This program is cancelled

A live 90-minute premium CLE video webinar with interactive Q&A

This program is included with the Strafford CLE Pass. Click for more information.
This program is included with the Strafford All-Access Pass. Click for more information.

Tuesday, August 6, 2024

1:00pm-2:30pm EDT, 10:00am-11:30am PDT

The CLE webinar will analyze the valid-when-made and true lender doctrines and issues that can arise when banks and nonbanks enter partnerships to offer consumer loan products. The panel discussion will include the evolution of both issues under national banking laws, a review of leading cases construing these doctrines, and relevant OCC rules.


In today's banking environment, a nonbank partner often markets loans, processes applications, applies underwriting criteria and services, and collects loans. At the same time, a federal or state-chartered bank originates the loans. The bank can then charge consumers interest rates that exceed many states' usury laws.

States and consumer protection groups have challenged this practice. The Second Circuit in Madden v. Midland Funding L.L.C. held that loans transferred to a third-party debt collector were not entitled to the National Bank Act's preemption protections. In response to Madden, the OCC, and the FDIC issued rules confirming the principle that a bank loan that is permissible when originated is not affected by the bank's subsequent sale of the loan. Several states unsuccessfully challenged those rules in court.

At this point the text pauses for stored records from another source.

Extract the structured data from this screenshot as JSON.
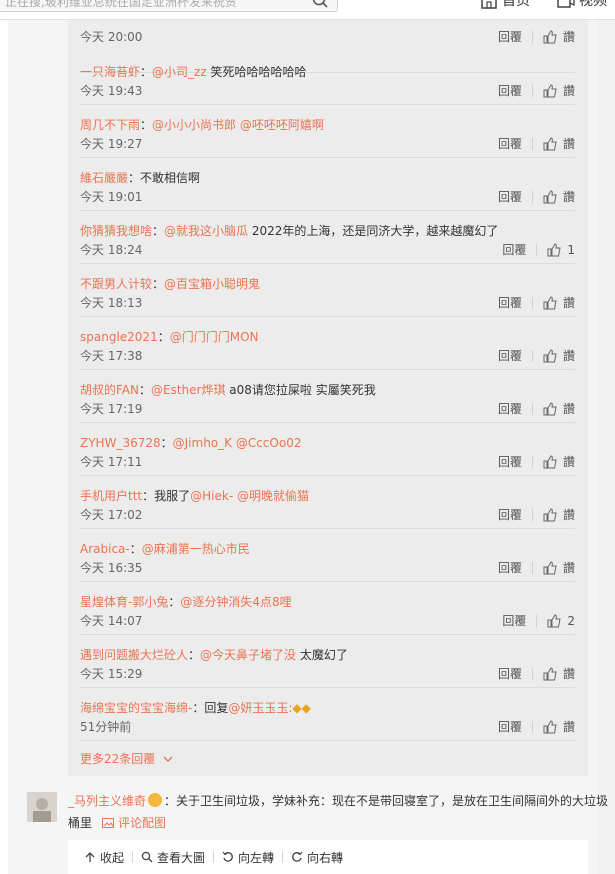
{
  "search": {
    "placeholder": "正在搜,玻利维亚总统在国足亚洲杯发来祝贺"
  },
  "top_nav": [
    {
      "label": "首页",
      "icon": "home-icon"
    },
    {
      "label": "视频",
      "icon": "video-icon"
    }
  ],
  "reply_actions": {
    "reply_label": "回覆"
  },
  "replies": [
    {
      "nick": "",
      "sep": "",
      "mentions": "",
      "content": "",
      "time": "今天 20:00",
      "likes": "讚"
    },
    {
      "nick": "一只海苔虾",
      "sep": "：",
      "mentions": "@小司_zz",
      "content": " 笑死哈哈哈哈哈哈",
      "time": "今天 19:43",
      "likes": "讚"
    },
    {
      "nick": "周几不下雨",
      "sep": "：",
      "mentions": "@小小小尚书郎 @呸呸呸阿嬉啊",
      "content": "",
      "time": "今天 19:27",
      "likes": "讚"
    },
    {
      "nick": "維石嚴嚴",
      "sep": "：",
      "mentions": "",
      "content": "不敢相信啊",
      "time": "今天 19:01",
      "likes": "讚"
    },
    {
      "nick": "你猜猜我想啥",
      "sep": "：",
      "mentions": "@就我这小脑瓜",
      "content": " 2022年的上海，还是同济大学，越来越魔幻了",
      "time": "今天 18:24",
      "likes": "1"
    },
    {
      "nick": "不跟男人计较",
      "sep": "：",
      "mentions": "@百宝箱小聪明鬼",
      "content": "",
      "time": "今天 18:13",
      "likes": "讚"
    },
    {
      "nick": "spangle2021",
      "sep": "：",
      "mentions": "@门门门门MON",
      "content": "",
      "time": "今天 17:38",
      "likes": "讚"
    },
    {
      "nick": "胡叔的FAN",
      "sep": "：",
      "mentions": "@Esther烨琪",
      "content": " a08请您拉屎啦 实屬笑死我",
      "time": "今天 17:19",
      "likes": "讚"
    },
    {
      "nick": "ZYHW_36728",
      "sep": "：",
      "mentions": "@Jimho_K @CccOo02",
      "content": "",
      "time": "今天 17:11",
      "likes": "讚"
    },
    {
      "nick": "手机用户ttt",
      "sep": "：",
      "mentions": "",
      "content": "我服了",
      "mentions2": "@Hiek- @明晚就偷猫",
      "time": "今天 17:02",
      "likes": "讚"
    },
    {
      "nick": "Arabica-",
      "sep": "：",
      "mentions": "@麻浦第一热心市民",
      "content": "",
      "time": "今天 16:35",
      "likes": "讚"
    },
    {
      "nick": "星煌体育-郭小兔",
      "sep": "：",
      "mentions": "@逐分钟消失4点8哩",
      "content": "",
      "time": "今天 14:07",
      "likes": "2"
    },
    {
      "nick": "遇到问题搬大烂砼人",
      "sep": "：",
      "mentions": "@今天鼻子堵了没",
      "content": " 太魔幻了",
      "time": "今天 15:29",
      "likes": "讚"
    },
    {
      "nick": "海绵宝宝的宝宝海绵-",
      "sep": "：",
      "mentions": "",
      "content": "回复",
      "mentions2": "@妍玉玉玉:",
      "time": "51分钟前",
      "likes": "讚"
    }
  ],
  "more_replies": "更多22条回覆",
  "main_comment": {
    "nick": "_马列主义维奇",
    "text": "：关于卫生间垃圾，学妹补充：现在不是带回寝室了，是放在卫生间隔间外的大垃圾桶里",
    "image_link": "评论配图"
  },
  "toolbar": [
    "收起",
    "查看大圖",
    "向左轉",
    "向右轉"
  ],
  "colors": {
    "accent": "#eb7350",
    "reply_bg": "#ececec",
    "page_bg": "#f5f5f5"
  }
}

Nonbank partnerships have also been challenged because the bank that originated the loan was not the "true lender," so the nonbank is not entitled to rely on the interest rate authority available to the bank. The OCC issued a regulation outlining when a national bank would be deemed the true lender. Congress overturned that regulation in 2021 under the Congressional Review Act. The ability of nonbank lenders to team with banks to make loans that exceed state usury limits remains subject to potential challenges.

Listen as our authoritative panel examines the current state of the valid-when-made and true lender doctrines and actions banks and their nonbank partners can take to avoid usury and related claims.

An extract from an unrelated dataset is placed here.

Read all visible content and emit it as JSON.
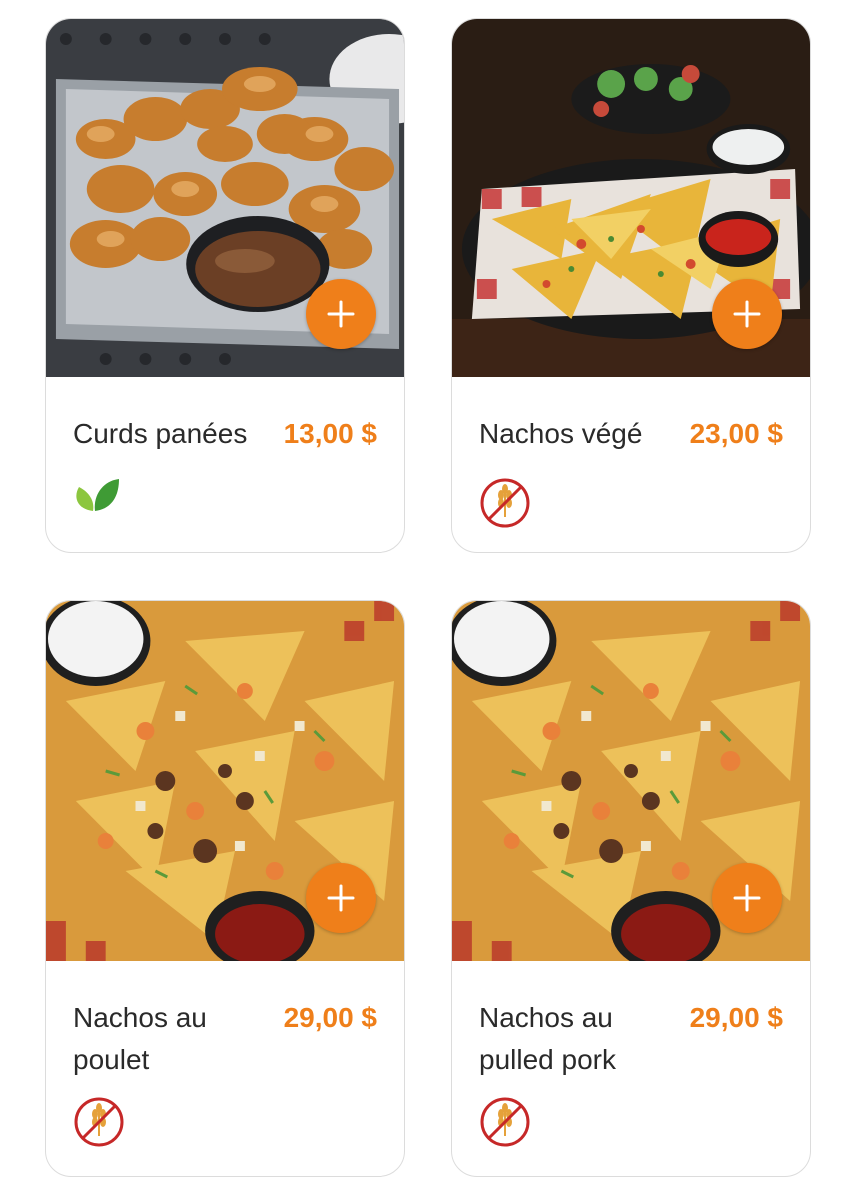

  1. Background on valid-when-made and true lender doctrines
    1. Federal preemption of state usury laws
    2. Evolution of rent-a-bank and bank partnership arrangements
    3. Valid-when-made
    4. True lender doctrine
    5. Dodd-Frank and OCC preemption powers
    6. State-chartered vs. national banks
  2. Madden v. Midland Funding
  3. OCC rules regarding valid-when-made doctrine and true lender doctrine
  4. Application in recent case law
  5. Regulatory and licensing considerations for fintech companies
  6. Implications for banking partnerships going forward


The panel will review these and other vital issues:

  • How have banks and their nonbank partners taken advantage of federal preemption of state usury laws?
  • What was the impact of the Madden case and subsequent OCC regulations on the valid-when-made doctrine?
  • To what extent has the true lender doctrine been contested by courts in recent litigation, and what has been the outcome?
  • What steps can federal and state-licensed banks take when partnering with nonbanks to ensure they comply with applicable usury laws?


Brennan, Catherine
Catherine M. Brennan

Hudson Cook

Ms. Brennan assists national and state banks, investment banks, commercial finance companies, savings associations,...  |  Read More

Campbell, Leah
Leah M. Campbell

Senior Attorney
Bradley Arant Boult Cummings

Ms. Campbell has significant experience representing financial services and insurance company clients in both federal...  |  Read More